*Problem description*.
A word-for-word copy of the whole listing is required.

--------

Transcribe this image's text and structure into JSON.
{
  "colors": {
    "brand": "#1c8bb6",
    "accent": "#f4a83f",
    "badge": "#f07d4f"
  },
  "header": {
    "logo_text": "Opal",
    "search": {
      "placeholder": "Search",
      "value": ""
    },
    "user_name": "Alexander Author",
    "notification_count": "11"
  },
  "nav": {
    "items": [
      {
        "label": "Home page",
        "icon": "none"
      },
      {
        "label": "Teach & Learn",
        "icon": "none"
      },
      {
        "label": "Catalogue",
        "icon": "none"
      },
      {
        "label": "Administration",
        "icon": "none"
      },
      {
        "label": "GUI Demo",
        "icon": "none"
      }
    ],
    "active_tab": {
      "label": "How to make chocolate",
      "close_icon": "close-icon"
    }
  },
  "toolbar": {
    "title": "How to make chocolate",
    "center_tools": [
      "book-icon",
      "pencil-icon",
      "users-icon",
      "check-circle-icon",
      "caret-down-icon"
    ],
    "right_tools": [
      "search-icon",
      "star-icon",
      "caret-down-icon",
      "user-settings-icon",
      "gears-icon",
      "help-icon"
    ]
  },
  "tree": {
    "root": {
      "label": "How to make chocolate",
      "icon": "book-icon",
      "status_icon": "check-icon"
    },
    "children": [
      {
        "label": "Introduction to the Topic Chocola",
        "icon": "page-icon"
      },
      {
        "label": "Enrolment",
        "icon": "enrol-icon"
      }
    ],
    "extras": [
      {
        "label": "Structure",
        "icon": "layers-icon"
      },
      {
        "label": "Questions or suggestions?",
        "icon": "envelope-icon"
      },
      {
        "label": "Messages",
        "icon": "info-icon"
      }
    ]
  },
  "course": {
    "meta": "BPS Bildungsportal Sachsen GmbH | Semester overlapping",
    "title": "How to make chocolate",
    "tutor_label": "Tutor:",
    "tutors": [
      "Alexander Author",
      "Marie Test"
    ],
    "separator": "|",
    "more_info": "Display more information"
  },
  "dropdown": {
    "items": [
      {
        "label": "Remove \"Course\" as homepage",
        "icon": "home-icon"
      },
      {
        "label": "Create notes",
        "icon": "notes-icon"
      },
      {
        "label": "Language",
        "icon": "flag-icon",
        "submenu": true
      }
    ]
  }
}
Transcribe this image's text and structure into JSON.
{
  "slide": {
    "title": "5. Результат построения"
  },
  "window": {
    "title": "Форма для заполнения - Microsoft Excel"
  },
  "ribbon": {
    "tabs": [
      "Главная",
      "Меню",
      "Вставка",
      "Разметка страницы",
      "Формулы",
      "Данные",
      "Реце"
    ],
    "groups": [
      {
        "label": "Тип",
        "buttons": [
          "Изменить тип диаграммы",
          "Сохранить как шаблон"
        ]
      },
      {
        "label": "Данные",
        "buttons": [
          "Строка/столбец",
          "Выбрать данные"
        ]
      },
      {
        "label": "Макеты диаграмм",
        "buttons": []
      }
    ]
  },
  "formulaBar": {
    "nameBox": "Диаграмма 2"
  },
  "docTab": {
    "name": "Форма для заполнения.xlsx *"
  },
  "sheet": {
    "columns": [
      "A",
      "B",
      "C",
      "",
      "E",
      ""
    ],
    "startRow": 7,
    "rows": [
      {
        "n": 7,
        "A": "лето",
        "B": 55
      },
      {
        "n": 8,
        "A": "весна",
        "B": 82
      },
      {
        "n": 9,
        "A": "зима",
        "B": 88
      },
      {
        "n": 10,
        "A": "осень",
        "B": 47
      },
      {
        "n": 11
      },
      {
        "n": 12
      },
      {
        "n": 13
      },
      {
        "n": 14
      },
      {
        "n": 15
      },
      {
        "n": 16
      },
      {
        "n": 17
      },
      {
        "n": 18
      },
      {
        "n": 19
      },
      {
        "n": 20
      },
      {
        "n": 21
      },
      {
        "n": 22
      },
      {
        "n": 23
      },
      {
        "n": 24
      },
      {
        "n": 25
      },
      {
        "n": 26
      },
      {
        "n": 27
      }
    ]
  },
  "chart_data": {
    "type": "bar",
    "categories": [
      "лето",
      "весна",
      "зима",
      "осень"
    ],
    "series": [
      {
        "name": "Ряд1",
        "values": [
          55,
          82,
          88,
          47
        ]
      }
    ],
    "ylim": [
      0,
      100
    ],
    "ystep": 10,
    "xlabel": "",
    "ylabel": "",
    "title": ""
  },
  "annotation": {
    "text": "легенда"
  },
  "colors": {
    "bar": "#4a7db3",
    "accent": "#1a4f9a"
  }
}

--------

*Answer to this exercise*.
Transcribe this image's text and structure into JSON.
{
  "colors": {
    "brand": "#1c8bb6",
    "accent": "#f4a83f",
    "badge": "#f07d4f"
  },
  "header": {
    "logo_text": "Opal",
    "search": {
      "placeholder": "Search",
      "value": ""
    },
    "user_name": "Alexander Author",
    "notification_count": "11"
  },
  "nav": {
    "items": [
      {
        "label": "Home page",
        "icon": "none"
      },
      {
        "label": "Teach & Learn",
        "icon": "none"
      },
      {
        "label": "Catalogue",
        "icon": "none"
      },
      {
        "label": "Administration",
        "icon": "none"
      },
      {
        "label": "GUI Demo",
        "icon": "none"
      }
    ],
    "active_tab": {
      "label": "How to make chocolate",
      "close_icon": "close-icon"
    }
  },
  "toolbar": {
    "title": "How to make chocolate",
    "center_tools": [
      "book-icon",
      "pencil-icon",
      "users-icon",
      "check-circle-icon",
      "caret-down-icon"
    ],
    "right_tools": [
      "search-icon",
      "star-icon",
      "caret-down-icon",
      "user-settings-icon",
      "gears-icon",
      "help-icon"
    ]
  },
  "tree": {
    "root": {
      "label": "How to make chocolate",
      "icon": "book-icon",
      "status_icon": "check-icon"
    },
    "children": [
      {
        "label": "Introduction to the Topic Chocola",
        "icon": "page-icon"
      },
      {
        "label": "Enrolment",
        "icon": "enrol-icon"
      }
    ],
    "extras": [
      {
        "label": "Structure",
        "icon": "layers-icon"
      },
      {
        "label": "Questions or suggestions?",
        "icon": "envelope-icon"
      },
      {
        "label": "Messages",
        "icon": "info-icon"
      }
    ]
  },
  "course": {
    "meta": "BPS Bildungsportal Sachsen GmbH | Semester overlapping",
    "title": "How to make chocolate",
    "tutor_label": "Tutor:",
    "tutors": [
      "Alexander Author",
      "Marie Test"
    ],
    "separator": "|",
    "more_info": "Display more information"
  },
  "dropdown": {
    "items": [
      {
        "label": "Remove \"Course\" as homepage",
        "icon": "home-icon"
      },
      {
        "label": "Create notes",
        "icon": "notes-icon"
      },
      {
        "label": "Language",
        "icon": "flag-icon",
        "submenu": true
      }
    ]
  }
}
Transcribe this image's text and structure into JSON.
{
  "slide": {
    "title": "5. Результат построения"
  },
  "window": {
    "title": "Форма для заполнения - Microsoft Excel"
  },
  "ribbon": {
    "tabs": [
      "Главная",
      "Меню",
      "Вставка",
      "Разметка страницы",
      "Формулы",
      "Данные",
      "Реце"
    ],
    "groups": [
      {
        "label": "Тип",
        "buttons": [
          "Изменить тип диаграммы",
          "Сохранить как шаблон"
        ]
      },
      {
        "label": "Данные",
        "buttons": [
          "Строка/столбец",
          "Выбрать данные"
        ]
      },
      {
        "label": "Макеты диаграмм",
        "buttons": []
      }
    ]
  },
  "formulaBar": {
    "nameBox": "Диаграмма 2"
  },
  "docTab": {
    "name": "Форма для заполнения.xlsx *"
  },
  "sheet": {
    "columns": [
      "A",
      "B",
      "C",
      "",
      "E",
      ""
    ],
    "startRow": 7,
    "rows": [
      {
        "n": 7,
        "A": "лето",
        "B": 55
      },
      {
        "n": 8,
        "A": "весна",
        "B": 82
      },
      {
        "n": 9,
        "A": "зима",
        "B": 88
      },
      {
        "n": 10,
        "A": "осень",
        "B": 47
      },
      {
        "n": 11
      },
      {
        "n": 12
      },
      {
        "n": 13
      },
      {
        "n": 14
      },
      {
        "n": 15
      },
      {
        "n": 16
      },
      {
        "n": 17
      },
      {
        "n": 18
      },
      {
        "n": 19
      },
      {
        "n": 20
      },
      {
        "n": 21
      },
      {
        "n": 22
      },
      {
        "n": 23
      },
      {
        "n": 24
      },
      {
        "n": 25
      },
      {
        "n": 26
      },
      {
        "n": 27
      }
    ]
  },
  "chart_data": {
    "type": "bar",
    "categories": [
      "лето",
      "весна",
      "зима",
      "осень"
    ],
    "series": [
      {
        "name": "Ряд1",
        "values": [
          55,
          82,
          88,
          47
        ]
      }
    ],
    "ylim": [
      0,
      100
    ],
    "ystep": 10,
    "xlabel": "",
    "ylabel": "",
    "title": ""
  },
  "annotation": {
    "text": "легенда"
  },
  "colors": {
    "bar": "#4a7db3",
    "accent": "#1a4f9a"
  }
}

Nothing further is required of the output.